Christmas celebrations at the beginning of the 19th century were very different from the way we celebrate today. Here are some interesting facts on the evolution of the Christmas holiday and how the Victorians shaped what we now consider a tradition. Queen Victoria and Prince Albert are integral to the evolution of the modern Christmas celebration.
- Christmas was not a major holiday until the Victorian era. Most businesses remained open on Christmas Day. It was not a family-centric celebration until the Victorian era. Coupled with Boxing Day on December 26th, the back-to-back holidays made it possible for more families to gather together for the holiday.
- Holiday decorations consisted of boughs of holly and other evergreens at the beginning of the century.

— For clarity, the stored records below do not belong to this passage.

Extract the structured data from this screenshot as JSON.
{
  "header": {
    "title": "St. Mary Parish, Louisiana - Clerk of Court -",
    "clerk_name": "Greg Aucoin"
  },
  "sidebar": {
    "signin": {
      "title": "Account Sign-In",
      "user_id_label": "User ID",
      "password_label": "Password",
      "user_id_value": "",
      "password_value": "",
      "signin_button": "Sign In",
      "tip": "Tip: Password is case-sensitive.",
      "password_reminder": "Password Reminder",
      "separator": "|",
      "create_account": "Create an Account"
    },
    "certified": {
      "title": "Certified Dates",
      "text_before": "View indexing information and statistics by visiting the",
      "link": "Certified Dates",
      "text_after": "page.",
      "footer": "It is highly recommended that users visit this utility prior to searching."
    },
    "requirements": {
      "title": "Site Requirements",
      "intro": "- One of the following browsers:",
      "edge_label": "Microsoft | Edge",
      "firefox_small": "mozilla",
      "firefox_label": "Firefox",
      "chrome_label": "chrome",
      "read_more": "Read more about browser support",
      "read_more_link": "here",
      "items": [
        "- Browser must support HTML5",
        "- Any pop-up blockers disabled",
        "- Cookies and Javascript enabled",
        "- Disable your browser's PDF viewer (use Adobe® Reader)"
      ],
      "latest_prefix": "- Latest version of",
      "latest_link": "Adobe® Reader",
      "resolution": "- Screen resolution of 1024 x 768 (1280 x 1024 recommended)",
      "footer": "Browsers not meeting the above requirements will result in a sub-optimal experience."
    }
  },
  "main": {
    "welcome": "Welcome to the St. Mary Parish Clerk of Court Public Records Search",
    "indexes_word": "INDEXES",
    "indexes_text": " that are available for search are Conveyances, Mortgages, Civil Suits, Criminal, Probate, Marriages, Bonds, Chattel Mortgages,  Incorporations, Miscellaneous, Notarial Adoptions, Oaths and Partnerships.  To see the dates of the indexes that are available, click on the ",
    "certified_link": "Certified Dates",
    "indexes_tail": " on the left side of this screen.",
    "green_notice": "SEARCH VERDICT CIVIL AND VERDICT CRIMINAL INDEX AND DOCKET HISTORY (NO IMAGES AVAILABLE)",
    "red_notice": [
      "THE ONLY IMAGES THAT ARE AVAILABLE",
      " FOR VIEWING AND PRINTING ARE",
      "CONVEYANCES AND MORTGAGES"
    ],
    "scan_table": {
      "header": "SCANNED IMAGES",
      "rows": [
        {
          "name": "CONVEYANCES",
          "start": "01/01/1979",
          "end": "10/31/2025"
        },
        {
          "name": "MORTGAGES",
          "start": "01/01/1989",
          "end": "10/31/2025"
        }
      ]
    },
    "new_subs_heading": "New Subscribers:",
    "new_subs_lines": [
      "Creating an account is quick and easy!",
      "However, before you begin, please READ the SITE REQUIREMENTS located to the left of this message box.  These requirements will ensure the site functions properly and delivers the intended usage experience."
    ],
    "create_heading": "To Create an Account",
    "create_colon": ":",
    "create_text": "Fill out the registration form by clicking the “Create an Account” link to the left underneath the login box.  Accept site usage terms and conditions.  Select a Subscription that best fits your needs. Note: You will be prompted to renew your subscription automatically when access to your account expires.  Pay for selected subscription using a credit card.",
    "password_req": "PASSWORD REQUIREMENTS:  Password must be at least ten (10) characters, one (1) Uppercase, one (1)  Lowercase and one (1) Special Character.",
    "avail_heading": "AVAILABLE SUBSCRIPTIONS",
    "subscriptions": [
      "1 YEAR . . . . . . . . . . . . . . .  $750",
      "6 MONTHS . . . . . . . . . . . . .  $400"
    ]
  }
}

Greenery still had a place in the Victorian home but the placement and style of the decorations took precedence. Mistletoe hung from the ceiling. Kisses were determined by the number of berries in the mistletoe. When a kiss was given, a berry was plucked. When all the berries were gone, so were the kisses!
- The tradition of the Tannenbaum or Christmas tree had not reached beyond its German roots. Although the first Christmas tree dates to the early 19th century in England, it wasn’t until Queen Victoria and Prince Albert decorated a large one at Windsor Castle in 1841 that the practice gained popularity. It brought back childhood memories for the prince. Queen Victoria commented in her journal that “it is like a dream.”
The foot of the tree was often decorated with a miniature landscape made of paper. It supplied many hours of amusement for children. The tree was decorated with handmade ornaments and decorations. Paper cornucopias were filled with fruit, nuts, and sweets. Other decorations included popcorn or raisin and nut garland, artificial flowers, paperboard ornaments, wax figures of angels and children, and wool snowmen and angels.
- The first glass ornamental balls were handcrafted in Lauscha and first appeared in German immigrants’ homes in America during the 1860s. ‘Store-bought’ ornaments were introduced in the 1870s. Most were crafted by artisans in Dresden and the villages of the Thuringian Mountains in Germany.
- Gifts consisted of fruits, nuts, and the like and were mostly given on New Year’s Day at the beginning of the 19th century. But, as the holiday became more family-centered, gift-giving moved to December 25. It was a time to reward children and was embraced by rich and poor alike. Small gifts were often hung from the tree. As gifts grew bigger and more lavish, they were placed beneath the tree.
Look for five more interesting observations in our next post! Dream a little in the Victorian Era section of our online catalog.